- They failed to confront their brutal realities. The internet age brought a whole new landscape for people to get their information. Recently, with the arrival on smart phones connected to the World Wide Web, people don't -- and won't -- need to go far to access information. With newspapers, people are confined to getting the latest news the next day. How will you compete with real-time news, when you're sending information a day late? More importantly, how will you compete with free information that's distributed online as it happens?

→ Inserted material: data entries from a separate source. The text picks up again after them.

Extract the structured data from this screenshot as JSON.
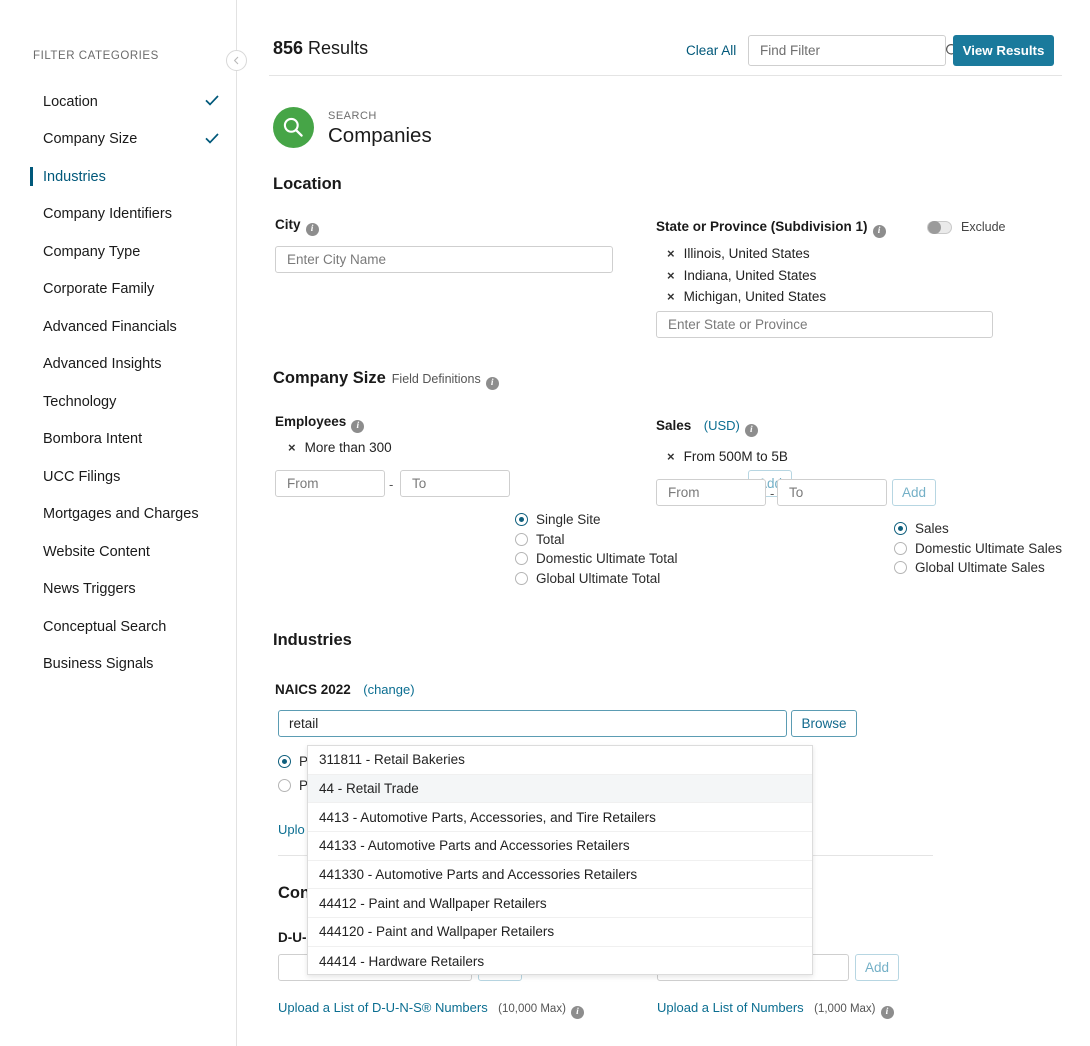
{
  "sidebar": {
    "title": "FILTER CATEGORIES",
    "collapse_icon": "chevron-left-icon",
    "items": [
      {
        "label": "Location",
        "checked": true,
        "active": false
      },
      {
        "label": "Company Size",
        "checked": true,
        "active": false
      },
      {
        "label": "Industries",
        "checked": false,
        "active": true
      },
      {
        "label": "Company Identifiers",
        "checked": false,
        "active": false
      },
      {
        "label": "Company Type",
        "checked": false,
        "active": false
      },
      {
        "label": "Corporate Family",
        "checked": false,
        "active": false
      },
      {
        "label": "Advanced Financials",
        "checked": false,
        "active": false
      },
      {
        "label": "Advanced Insights",
        "checked": false,
        "active": false
      },
      {
        "label": "Technology",
        "checked": false,
        "active": false
      },
      {
        "label": "Bombora Intent",
        "checked": false,
        "active": false
      },
      {
        "label": "UCC Filings",
        "checked": false,
        "active": false
      },
      {
        "label": "Mortgages and Charges",
        "checked": false,
        "active": false
      },
      {
        "label": "Website Content",
        "checked": false,
        "active": false
      },
      {
        "label": "News Triggers",
        "checked": false,
        "active": false
      },
      {
        "label": "Conceptual Search",
        "checked": false,
        "active": false
      },
      {
        "label": "Business Signals",
        "checked": false,
        "active": false
      }
    ]
  },
  "topbar": {
    "results_number": "856",
    "results_word": " Results",
    "clear_all": "Clear All",
    "find_filter_placeholder": "Find Filter",
    "find_filter_value": "",
    "search_icon": "search-icon",
    "view_results": "View Results",
    "accent_color": "#1a7a9c"
  },
  "search_header": {
    "kicker": "SEARCH",
    "title": "Companies",
    "icon": "search-icon",
    "icon_color": "#46a547"
  },
  "location": {
    "heading": "Location",
    "city": {
      "label": "City",
      "info_icon": "info-icon",
      "placeholder": "Enter City Name",
      "value": ""
    },
    "state": {
      "label": "State or Province (Subdivision 1)",
      "info_icon": "info-icon",
      "placeholder": "Enter State or Province",
      "value": "",
      "chips": [
        "Illinois, United States",
        "Indiana, United States",
        "Michigan, United States"
      ]
    },
    "exclude": {
      "label": "Exclude",
      "on": false
    }
  },
  "company_size": {
    "heading": "Company Size",
    "field_definitions": "Field Definitions",
    "info_icon": "info-icon",
    "employees": {
      "label": "Employees",
      "chips": [
        "More than 300"
      ],
      "from_placeholder": "From",
      "to_placeholder": "To",
      "separator": "-",
      "add_label": "Add",
      "options": [
        "Single Site",
        "Total",
        "Domestic Ultimate Total",
        "Global Ultimate Total"
      ],
      "selected": "Single Site"
    },
    "sales": {
      "label": "Sales",
      "currency": "(USD)",
      "chips": [
        "From 500M to 5B"
      ],
      "from_placeholder": "From",
      "to_placeholder": "To",
      "separator": "-",
      "add_label": "Add",
      "options": [
        "Sales",
        "Domestic Ultimate Sales",
        "Global Ultimate Sales"
      ],
      "selected": "Sales"
    }
  },
  "industries": {
    "heading": "Industries",
    "naics_label": "NAICS 2022",
    "change_link": "(change)",
    "input_value": "retail",
    "browse_label": "Browse",
    "radio_options": [
      "P",
      "P"
    ],
    "selected_radio": 0,
    "upload_link_partial": "Uplo",
    "dropdown": [
      {
        "label": "311811 - Retail Bakeries",
        "highlighted": false
      },
      {
        "label": "44 - Retail Trade",
        "highlighted": true
      },
      {
        "label": "4413 - Automotive Parts, Accessories, and Tire Retailers",
        "highlighted": false
      },
      {
        "label": "44133 - Automotive Parts and Accessories Retailers",
        "highlighted": false
      },
      {
        "label": "441330 - Automotive Parts and Accessories Retailers",
        "highlighted": false
      },
      {
        "label": "44412 - Paint and Wallpaper Retailers",
        "highlighted": false
      },
      {
        "label": "444120 - Paint and Wallpaper Retailers",
        "highlighted": false
      },
      {
        "label": "44414 - Hardware Retailers",
        "highlighted": false
      }
    ]
  },
  "company_identifiers": {
    "heading_partial": "Con",
    "duns_label_partial": "D-U-",
    "duns_input_value": "",
    "numbers_input_value": "",
    "add_label": "Add",
    "upload_duns": {
      "link": "Upload a List of D-U-N-S® Numbers",
      "max": "(10,000 Max)",
      "info_icon": "info-icon"
    },
    "upload_numbers": {
      "link": "Upload a List of Numbers",
      "max": "(1,000 Max)",
      "info_icon": "info-icon"
    }
  }
}
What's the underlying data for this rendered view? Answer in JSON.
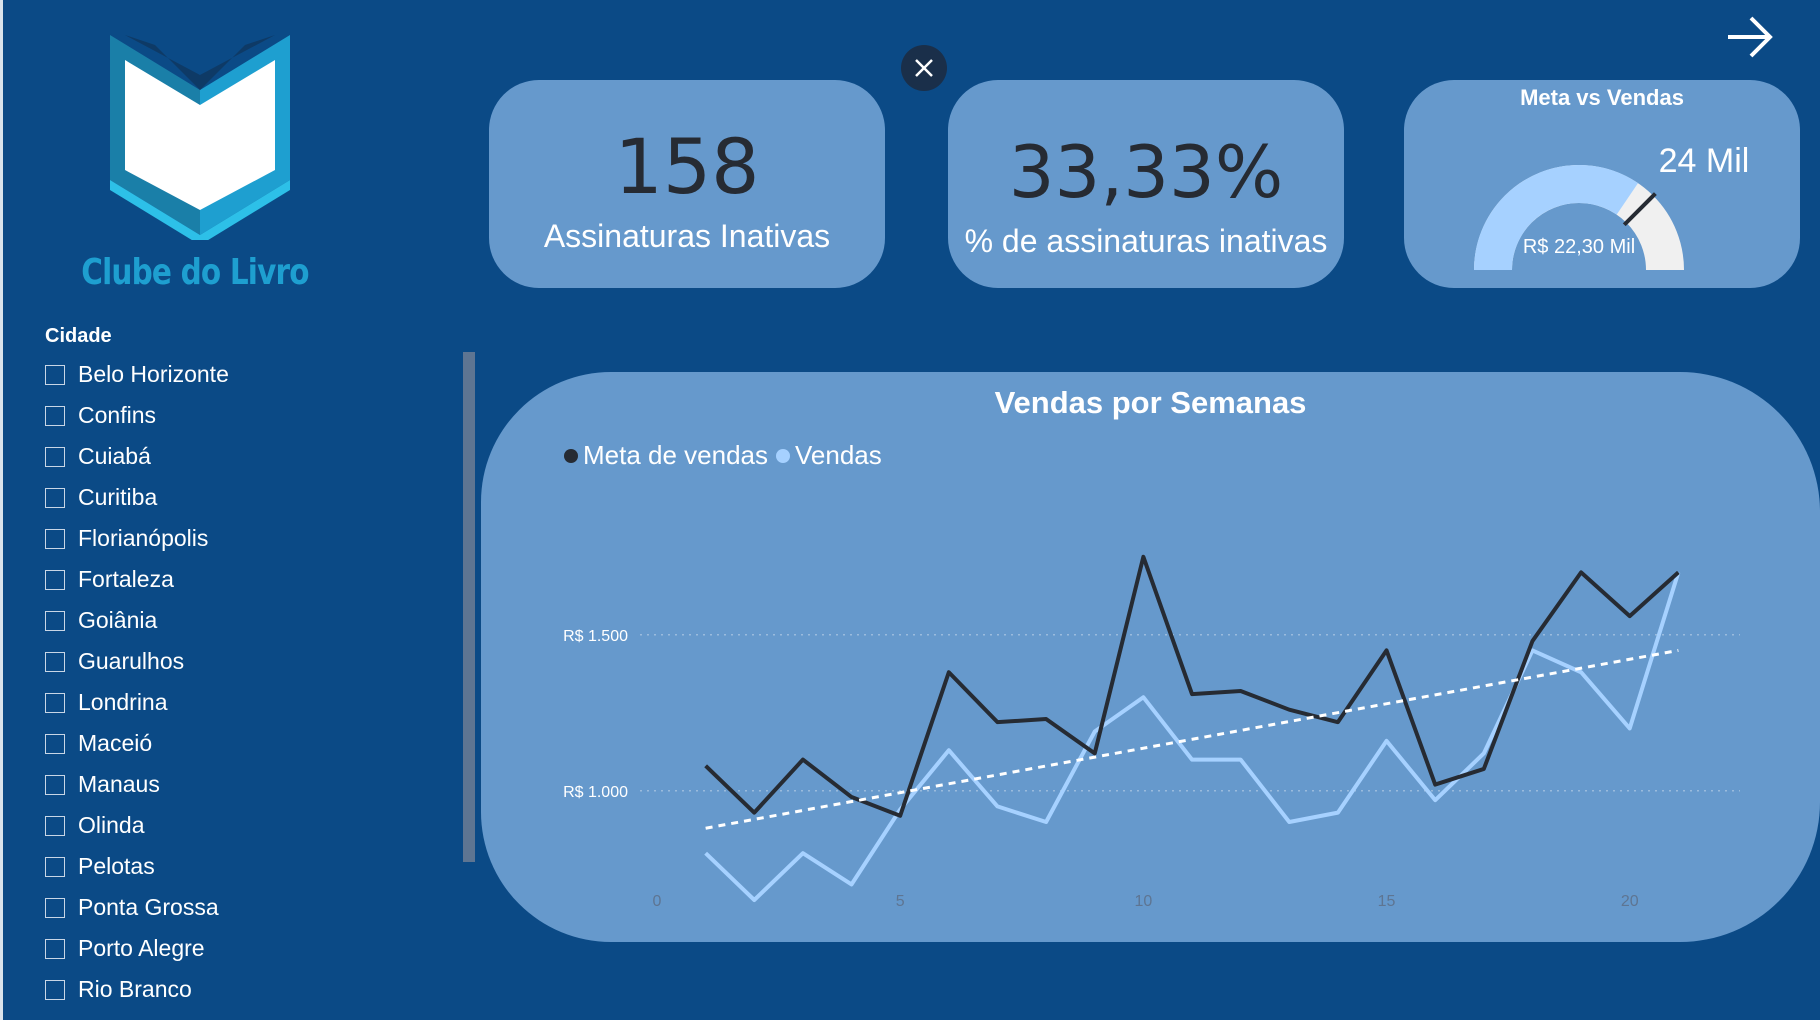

- Newspaper revenue model stinks. The newspapers of course make their change on ads displayed on their papers. These could be classifieds or display ads. Why does this revenue model stink? It reminds me of the World Wide Web 1999. Think about the unfocused, untargeted banner ads flashing on websites. Google's targeted ad listings through their search results, also known as AdWords, crushed that banner advertising craze. The newspaper companies are still in that 1999 mode, with their untargeted advertising. Yes, it's doing okay now because local search (e.g. Google Local) hasn't been adopted by the mainstream just yet. Once the average Joe does adopt it--and it will happen--watch for a major shift in advertising budgets.
- The forgot the dreaded question: "What business are we really in?" If executives had posed this question early, they wouldn't be attacked by seemingly harmless "hobby" sites such as Yahoo, Craigslist, and eBay. Newspaper companies such as the New York Times or the San Jose Mercury News need to take a hard look at the railroad industry -- and what happened to its fate. The railroad companies, thinking it had a monopoly on getting people from Point A to Point B, forgot its real line of business: transportation. Executives were seemingly too stubborn to accept that fact; the car industry soon took them by storm. It's never recovered since, and it never will. The same thing is happening to the newspaper companies. It won't happen anytime soon, but it's heading there: Newspapers will become obsolete. The industry needs to realize what business it's really in: information. Once executives understand that, they'll be more prepared to run their companies -- instead of making faulty acquisitions and firing thousands of workers.
Posted on January 08